Life of Pi

2012 seemed to be an exceptional year for inarguably beautiful, mainstream films with questionable substance. Prometheus, Cloud Atlas, Skyfall, and The Hobbit: An Unexpected Journey shone resplendent on our screens and, unfortunately, often failed to illuminate our spirits. Whether or not these were spectacular films, they were certainly spectacles of the highest cinematic order.

Life of Pi is perhaps the most spectacular of all. Ang Lee’s adaptation of Yann Martel’s bestselling book is a visual wonder. Lee’s patient camera is a perfect compliment to 3D’s attempts at immersion. Lee allows the viewer time to sink into each image and marvel at the gentle interplay of the light he has either captured or rendered. Life of Pi is a feast for the eyes.

Life of Pi‘s story is also propulsive. Storms, ship wrecks, and cinema’s most ferocious tiger since Shere Khan make for a suspenseful and surprising tale of high-seas survival. The film moves steadily from wonder to wonder and peril to peril, never failing to entertain.

Pi, the story’s protagonist, is trying to maintain both his life and his faith through his ordeal. The movie is explicitly about faith as “belief in god.” Life of Pi goes out of its way to establish its hero as a multi-religious seeker. Pi is born Hindu, attaches to Christianity (not “converts” in the traditional sense), and is a practicing Muslim. There are even hints that he is also a Talmudic scholar. The film is clear – Pi is meant to represent all humankind’s search for the divine.

The film tries very deliberately to highlight what is best about each dominant world religion. In doing so, it oversimplifies each as well, but it is not trying to be “about” any religion (or all religions) in particular. It wants to be about, and support, faith in general.

Because Reel Spirituality is an initiative of Christian theology, and because I am a Christian, I’ll deal briefly with the way Life of Pi handles Christ. I’m sure film-focused representatives of other faiths would treat the depictions of their religions similarly.

When Pi comes to Christ, he wrestles with Christ’s incarnation and substitutionary atonement for our sins. Often in movies, Christianity is presented as mere pastiche, as religion in general and the worst aspects of a religious orientation at that. There are other understandings of what God accomplished via Christ’s incarnation and death throughout historic, orthodox Christian thought, not to mention the game-changer that is Christ’s resurrection, but I commend Life of Pi for exploring, even briefly, the most dominant form of Christian theology in the modern world. We can hardly expect others to tell our story for us. Perhaps we Christians should even be a bit humbled that an “un-baptized” movie was able to communicate a small part of our story better than we’re often able.

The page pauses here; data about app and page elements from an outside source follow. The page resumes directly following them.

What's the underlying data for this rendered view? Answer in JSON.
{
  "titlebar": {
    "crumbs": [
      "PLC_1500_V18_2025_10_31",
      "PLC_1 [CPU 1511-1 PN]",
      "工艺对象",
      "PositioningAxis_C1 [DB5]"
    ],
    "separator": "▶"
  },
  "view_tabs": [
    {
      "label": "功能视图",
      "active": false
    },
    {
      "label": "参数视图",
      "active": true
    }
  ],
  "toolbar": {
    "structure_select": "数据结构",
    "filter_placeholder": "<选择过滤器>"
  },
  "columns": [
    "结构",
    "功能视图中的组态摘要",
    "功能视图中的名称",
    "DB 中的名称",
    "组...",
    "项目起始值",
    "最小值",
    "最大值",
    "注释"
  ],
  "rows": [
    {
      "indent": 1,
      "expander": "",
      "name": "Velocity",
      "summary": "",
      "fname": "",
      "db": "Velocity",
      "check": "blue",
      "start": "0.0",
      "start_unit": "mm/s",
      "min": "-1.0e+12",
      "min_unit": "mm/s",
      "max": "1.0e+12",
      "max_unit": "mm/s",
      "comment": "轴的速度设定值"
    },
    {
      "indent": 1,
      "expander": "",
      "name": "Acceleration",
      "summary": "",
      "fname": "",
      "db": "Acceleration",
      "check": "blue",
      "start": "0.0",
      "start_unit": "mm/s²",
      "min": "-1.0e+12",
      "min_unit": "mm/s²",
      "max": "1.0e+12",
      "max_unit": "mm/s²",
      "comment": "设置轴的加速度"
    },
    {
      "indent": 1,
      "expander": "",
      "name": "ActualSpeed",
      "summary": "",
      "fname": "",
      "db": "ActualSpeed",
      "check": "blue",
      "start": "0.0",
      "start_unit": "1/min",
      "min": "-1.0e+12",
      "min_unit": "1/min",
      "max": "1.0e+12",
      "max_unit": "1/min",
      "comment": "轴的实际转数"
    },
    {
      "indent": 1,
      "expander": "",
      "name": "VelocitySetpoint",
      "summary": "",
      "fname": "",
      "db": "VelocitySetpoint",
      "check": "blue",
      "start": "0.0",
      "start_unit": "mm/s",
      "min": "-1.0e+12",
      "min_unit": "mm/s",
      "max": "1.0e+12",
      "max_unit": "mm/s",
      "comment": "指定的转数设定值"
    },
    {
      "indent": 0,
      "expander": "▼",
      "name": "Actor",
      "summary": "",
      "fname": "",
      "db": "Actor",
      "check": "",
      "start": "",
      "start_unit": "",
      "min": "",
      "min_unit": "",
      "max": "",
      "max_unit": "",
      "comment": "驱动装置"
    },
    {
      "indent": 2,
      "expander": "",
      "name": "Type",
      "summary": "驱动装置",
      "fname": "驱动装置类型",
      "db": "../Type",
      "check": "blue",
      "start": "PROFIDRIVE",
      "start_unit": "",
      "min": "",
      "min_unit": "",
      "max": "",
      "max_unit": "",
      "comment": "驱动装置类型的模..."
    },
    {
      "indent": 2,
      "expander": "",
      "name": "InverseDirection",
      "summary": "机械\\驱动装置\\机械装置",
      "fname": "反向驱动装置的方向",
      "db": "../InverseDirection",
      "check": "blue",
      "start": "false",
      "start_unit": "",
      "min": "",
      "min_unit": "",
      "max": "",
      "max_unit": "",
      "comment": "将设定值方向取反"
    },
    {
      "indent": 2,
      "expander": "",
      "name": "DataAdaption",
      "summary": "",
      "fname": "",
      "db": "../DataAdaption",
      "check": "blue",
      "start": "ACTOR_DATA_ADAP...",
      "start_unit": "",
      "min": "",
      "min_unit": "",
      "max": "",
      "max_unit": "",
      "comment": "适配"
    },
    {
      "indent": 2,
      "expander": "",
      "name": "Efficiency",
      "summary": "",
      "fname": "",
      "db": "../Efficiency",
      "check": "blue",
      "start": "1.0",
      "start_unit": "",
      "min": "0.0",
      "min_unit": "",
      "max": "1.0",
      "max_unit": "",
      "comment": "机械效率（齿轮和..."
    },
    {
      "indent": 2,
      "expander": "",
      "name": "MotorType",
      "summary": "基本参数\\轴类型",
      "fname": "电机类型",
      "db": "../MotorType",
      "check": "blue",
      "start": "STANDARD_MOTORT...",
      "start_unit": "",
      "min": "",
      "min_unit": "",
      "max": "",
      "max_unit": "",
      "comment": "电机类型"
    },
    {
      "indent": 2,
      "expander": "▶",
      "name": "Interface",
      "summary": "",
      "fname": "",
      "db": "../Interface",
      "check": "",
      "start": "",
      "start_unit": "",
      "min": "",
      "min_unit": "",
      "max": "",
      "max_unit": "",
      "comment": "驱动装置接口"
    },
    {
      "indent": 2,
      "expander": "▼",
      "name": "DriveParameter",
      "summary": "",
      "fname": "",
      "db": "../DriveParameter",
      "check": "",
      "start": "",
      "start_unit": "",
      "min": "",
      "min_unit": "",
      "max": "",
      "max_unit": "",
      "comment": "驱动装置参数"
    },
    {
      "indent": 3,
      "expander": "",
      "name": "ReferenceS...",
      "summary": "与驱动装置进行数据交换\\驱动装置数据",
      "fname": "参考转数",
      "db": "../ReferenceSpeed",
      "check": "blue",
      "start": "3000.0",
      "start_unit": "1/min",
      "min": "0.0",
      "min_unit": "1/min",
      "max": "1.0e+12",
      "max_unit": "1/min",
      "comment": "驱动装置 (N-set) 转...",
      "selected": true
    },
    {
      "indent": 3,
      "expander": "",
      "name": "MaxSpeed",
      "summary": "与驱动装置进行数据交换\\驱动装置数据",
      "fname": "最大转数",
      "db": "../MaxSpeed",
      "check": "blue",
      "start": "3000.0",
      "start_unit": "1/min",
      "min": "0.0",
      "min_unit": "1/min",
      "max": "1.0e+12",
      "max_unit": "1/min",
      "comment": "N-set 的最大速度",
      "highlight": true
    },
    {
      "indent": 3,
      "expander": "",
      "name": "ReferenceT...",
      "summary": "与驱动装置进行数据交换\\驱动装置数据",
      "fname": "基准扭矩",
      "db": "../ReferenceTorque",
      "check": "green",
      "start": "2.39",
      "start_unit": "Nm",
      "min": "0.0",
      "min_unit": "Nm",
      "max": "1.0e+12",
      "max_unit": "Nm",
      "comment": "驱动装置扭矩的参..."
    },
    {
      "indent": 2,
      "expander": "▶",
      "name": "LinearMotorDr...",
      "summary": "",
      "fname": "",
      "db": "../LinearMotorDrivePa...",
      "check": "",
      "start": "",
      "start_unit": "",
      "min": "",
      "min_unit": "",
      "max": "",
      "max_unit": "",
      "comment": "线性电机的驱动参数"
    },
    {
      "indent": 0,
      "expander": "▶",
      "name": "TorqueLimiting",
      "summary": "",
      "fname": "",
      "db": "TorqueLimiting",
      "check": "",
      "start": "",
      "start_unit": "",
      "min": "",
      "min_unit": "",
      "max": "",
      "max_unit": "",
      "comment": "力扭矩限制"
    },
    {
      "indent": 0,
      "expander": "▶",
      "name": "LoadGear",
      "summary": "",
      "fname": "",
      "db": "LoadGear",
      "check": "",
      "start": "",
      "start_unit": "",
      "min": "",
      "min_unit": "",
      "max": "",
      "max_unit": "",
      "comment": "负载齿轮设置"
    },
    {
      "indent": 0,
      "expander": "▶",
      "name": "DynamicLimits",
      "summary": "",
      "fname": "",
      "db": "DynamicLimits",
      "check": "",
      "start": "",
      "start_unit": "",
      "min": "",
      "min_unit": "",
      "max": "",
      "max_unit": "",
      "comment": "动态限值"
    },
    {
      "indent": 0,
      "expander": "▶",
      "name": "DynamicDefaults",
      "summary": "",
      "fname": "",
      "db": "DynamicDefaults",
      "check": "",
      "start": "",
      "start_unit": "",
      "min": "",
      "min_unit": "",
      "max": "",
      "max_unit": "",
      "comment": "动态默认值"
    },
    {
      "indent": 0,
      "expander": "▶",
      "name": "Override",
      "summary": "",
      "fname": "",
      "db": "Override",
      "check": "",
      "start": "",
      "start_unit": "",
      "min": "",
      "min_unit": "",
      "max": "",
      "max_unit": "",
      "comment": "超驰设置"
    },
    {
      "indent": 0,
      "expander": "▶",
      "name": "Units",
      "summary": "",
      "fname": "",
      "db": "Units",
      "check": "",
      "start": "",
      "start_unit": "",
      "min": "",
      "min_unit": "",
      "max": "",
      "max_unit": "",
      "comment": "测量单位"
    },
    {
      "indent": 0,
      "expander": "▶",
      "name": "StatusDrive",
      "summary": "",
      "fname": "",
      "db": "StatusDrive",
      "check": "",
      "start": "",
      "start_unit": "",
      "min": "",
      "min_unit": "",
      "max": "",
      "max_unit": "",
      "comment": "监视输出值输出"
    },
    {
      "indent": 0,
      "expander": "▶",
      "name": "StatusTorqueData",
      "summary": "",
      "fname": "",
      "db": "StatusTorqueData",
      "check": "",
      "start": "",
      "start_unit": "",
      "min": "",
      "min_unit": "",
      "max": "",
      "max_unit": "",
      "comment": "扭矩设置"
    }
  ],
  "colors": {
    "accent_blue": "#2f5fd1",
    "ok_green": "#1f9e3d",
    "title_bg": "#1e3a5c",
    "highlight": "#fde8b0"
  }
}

Commendably, Life of Pi is not afraid to test its hero’s multi-faceted faith. Notice the moments in which Pi believes he “sees” god. God is revealed in moments of distress. Pi encounters the divine in the storm, and he sees god’s guiding hand in the things that almost kill him, like his big cat companion.

In addition to being thematically about “faith”, Life of Pi is a story of survival, and so it is a story about Life, capital “L,” as well, a life sustained by faith, sustained by god. Pi seems to be always perilously suspended between life and death. The film’s most beautiful moments constantly turn to be its most harrowing, that pesky tiger again being the most obvious example.

Overall then, Life of Pi celebrates the difficulty of a life of faith. Pi welcomes the trial, because it is in the trial that faith’s true value is proven. The film is theologically shallow in the particularities of the faith systems it features. In its dealing with faith in general, however, the film is as rich as it is cinematically resplendent. In Life of Pi, the world is so very big, we are each so very small, somehow we are sustained, and that is reason enough to believe in god.